| the tunnel endpoint id. The source IP and port have no meaning and
| can be changed at any time.
| * when receiving the local entity is defined by the local
| destination IP and the tunnel endpoint id. The source IP and port
| have no meaning and can change at any time.
|[3GPP TS 29.281] Section 4.3.0 defines this so:
|> The TEID in the GTP-U header is used to de-multiplex traffic
|> incoming from remote tunnel endpoints so that it is delivered to the
|> User plane entities in a way that allows multiplexing of different
|> users, different packet protocols and different QoS levels.
|> Therefore no two remote GTP-U endpoints shall send traffic to a
|> GTP-U protocol entity using the same TEID value except
|> for data forwarding as part of mobility procedures.
|The definition above only defines that two remote GTP-U endpoints
|*should not* send to the same TEID, it *does not* forbid or exclude
|such a scenario. In fact, the mentioned mobility procedures make it

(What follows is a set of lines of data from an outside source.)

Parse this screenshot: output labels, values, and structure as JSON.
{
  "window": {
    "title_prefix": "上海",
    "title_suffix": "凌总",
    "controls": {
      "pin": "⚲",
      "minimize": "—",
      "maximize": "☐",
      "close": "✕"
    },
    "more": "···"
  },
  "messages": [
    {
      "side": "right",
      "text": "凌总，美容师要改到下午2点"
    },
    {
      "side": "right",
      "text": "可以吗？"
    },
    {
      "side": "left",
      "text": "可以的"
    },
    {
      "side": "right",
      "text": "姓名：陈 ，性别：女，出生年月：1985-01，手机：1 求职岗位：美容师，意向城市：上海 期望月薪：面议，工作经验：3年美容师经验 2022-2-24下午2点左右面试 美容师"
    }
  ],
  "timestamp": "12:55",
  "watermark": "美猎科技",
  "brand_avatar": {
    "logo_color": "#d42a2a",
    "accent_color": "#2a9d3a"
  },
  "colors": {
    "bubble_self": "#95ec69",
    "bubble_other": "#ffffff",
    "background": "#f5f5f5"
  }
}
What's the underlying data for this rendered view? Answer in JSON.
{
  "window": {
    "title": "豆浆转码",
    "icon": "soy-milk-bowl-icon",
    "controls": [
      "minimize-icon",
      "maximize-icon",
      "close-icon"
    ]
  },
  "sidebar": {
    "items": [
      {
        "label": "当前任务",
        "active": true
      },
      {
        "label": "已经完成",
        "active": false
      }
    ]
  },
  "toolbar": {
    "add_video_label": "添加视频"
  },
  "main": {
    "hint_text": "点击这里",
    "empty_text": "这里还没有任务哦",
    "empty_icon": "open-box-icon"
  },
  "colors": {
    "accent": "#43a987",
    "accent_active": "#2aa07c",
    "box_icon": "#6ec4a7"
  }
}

|necessary that the GTP-U entity accepts traffic for TEIDs from
|multiple or unknown peers.
|Therefore, the receiving side identifies tunnels exclusively based on
|TEIDs, not based on the source IP!
|== APN vs. Network Device ==
|The GTP-U driver creates a Linux network device for each Gi/SGi
|[3GPP TS 29.281] calls the Gi/SGi reference point an interface. This
|may lead to the impression that the GGSN/P-GW can have only one such
|Correct is that the Gi/SGi reference point defines the interworking
|between +the 3GPP packet domain (PDN) based on GTP-U tunnel and IP
|There is no provision in any of the 3GPP documents that limits the
|number of Gi/SGi interfaces implemented by a GGSN/P-GW.
|[3GPP TS 29.061] Section 11.3 makes it clear that the selection of a
|specific Gi/SGi interfaces is made through the Access Point Name
|> 2. each private network manages its own addressing. In general this
|> will result in different private networks having overlapping
|> address ranges. A logically separate connection (e.g. an IP in IP
|> tunnel or layer 2 virtual circuit) is used between the GGSN/P-GW
|> and each private network.
|> In this case the IP address alone is not necessarily unique. The
|> pair of values, Access Point Name (APN) and IPv4 address and/or
|> IPv6 prefixes, is unique.
|In order to support the overlapping address range use case, each APN
|is mapped to a separate Gi/SGi interface (network device).
|NOTE: The Access Point Name is purely a control plane (GTP-C) concept.
|At the GTP-U level, only Tunnel Endpoint Identifiers are present in
|GTP-U packets and network devices are known
|Therefore for a given UE the mapping in IP to PDN network is:
| * network device + MS IP -> Peer IP + Peer TEID,
|and from PDN to IP network:
| * local GTP-U IP + TEID -> network device
|Furthermore, before a received T-PDU is injected into the network
|device the MS IP is checked against the IP recorded in PDP context.